Oh, to have been in the next room when Herman Cain arrived home Friday to talk with his wife, Gloria, about what he called a longtime “friendship” with Ginger White, the Atlanta woman who claims the two had a 13-year affair.
“He should come with security,” said Queen Aishah of Bowie, who performs at the Riot Act Comedy Theater in the District. “He should wear a helmet, and he should not speak because he’s said too much already.”
Of course, we may never know what transpired. But comedians such as Aishah spouted a series of one-liners when asked to advise the Republican presidential candidate on what to say or, better yet, what to do.
New York comedian Steve Hofstetter suggests that Cain think fast — faster than he has when confronted with questions about foreign policy: “Don’t pause as long as you did when they asked you about Libya.”
“He should do a Kobe Bryant — no less than four carats!” advised Sheryl Underwood, a host on CBS’s “The Talk,” referring to the Los Angeles Lakers basketball star, who presented his wife with a $4 million diamond ring days after he was charged with sexually assaulting an employee at a Colorado resort. Bryant said the two had consensual sex; the prosecutors dismissed the charge.
Cain’s campaign, already shaky after several women accused him of sexual harassment when he headed the National Restaurant Association in the 1990s, has been reeling since early this week, when White dished to an Atlanta TV station about the alleged affair. White, a struggling businesswoman, said Cain flew her around the country, buying her lavish meals and putting her up in luxury hotels. Although he has steadfastly denied a sexual relationship, the wealthy former chief executive of Godfather’s Pizza has acknowledged giving White money to help pay her bills.
Cain said that his wife did not know about the relationship until it exploded in the news and that he planned to talk with her about it Friday.
Tom Joyner, the popular syndicated radio personality, asked his listeners Friday morning to suggest the first thing Cain should say to his wife when he arrived at their suburban Atlanta home to have that talk.
“Don’t shoot!” was one of Joyner’s favorites. Also: “Why are my bags packed?”
Because Cain acknowledged some involvement with White, he couldn’t use the infamous response from an Eddie Murphy comedy routine in which a cheating husband says to his wife when she catches him in the act: “It wasn’t me.”
So, he’d have to prepare himself for a very delicate conversation.
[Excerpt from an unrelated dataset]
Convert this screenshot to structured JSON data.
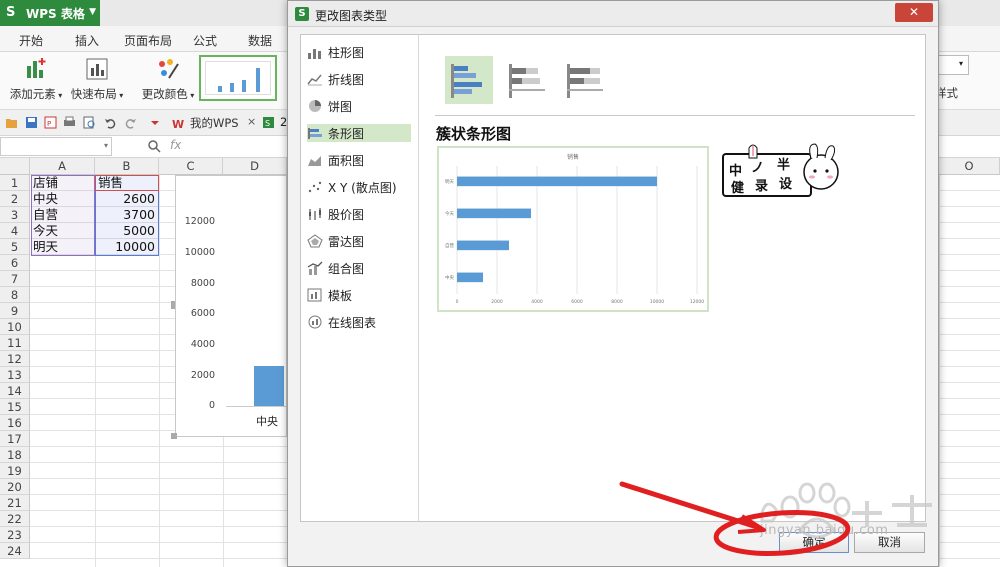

“Before he goes to his wife to confess or whatever, he should think WWTD: ‘What would Tiger do?’ ” says Tim Loulies, who goes by the name “The Big 44” and performs at the Funny Bone in Virginia Beach.
Then, perhaps, actions should speak louder than words.
“He needs to not talk,” Underwood said. “He needs to walk in with his arms full — jewelry, money, flowers, everything! His wife should say, ‘How much pizza money you got left?’ ” And, she suggested, maybe Gloria Cain should get herself a “friend,” too, “maybe one of J. Lo’s dancers.”
So, what’s the Cain camp’s response to all this? “It’s a private meeting,” campaign spokesman J.D. Gordon told The Post, declining further comment.
Cain, once a front-runner, has dropped in the polls since White’s allegation. He is meeting with his top advisers and donors Saturday and may say then whether he is staying in the race.
Hofstetter, who is scheduled to perform at the Riot Act theater next spring, suggested that to save his flailing candidacy, Cain should follow in the steps of the man who is surging to the top of the GOP pack.
“Admit you are cheating on her and cheat on her again,” Hofstetter said. “It seemed to work fine for Newt Gingrich.”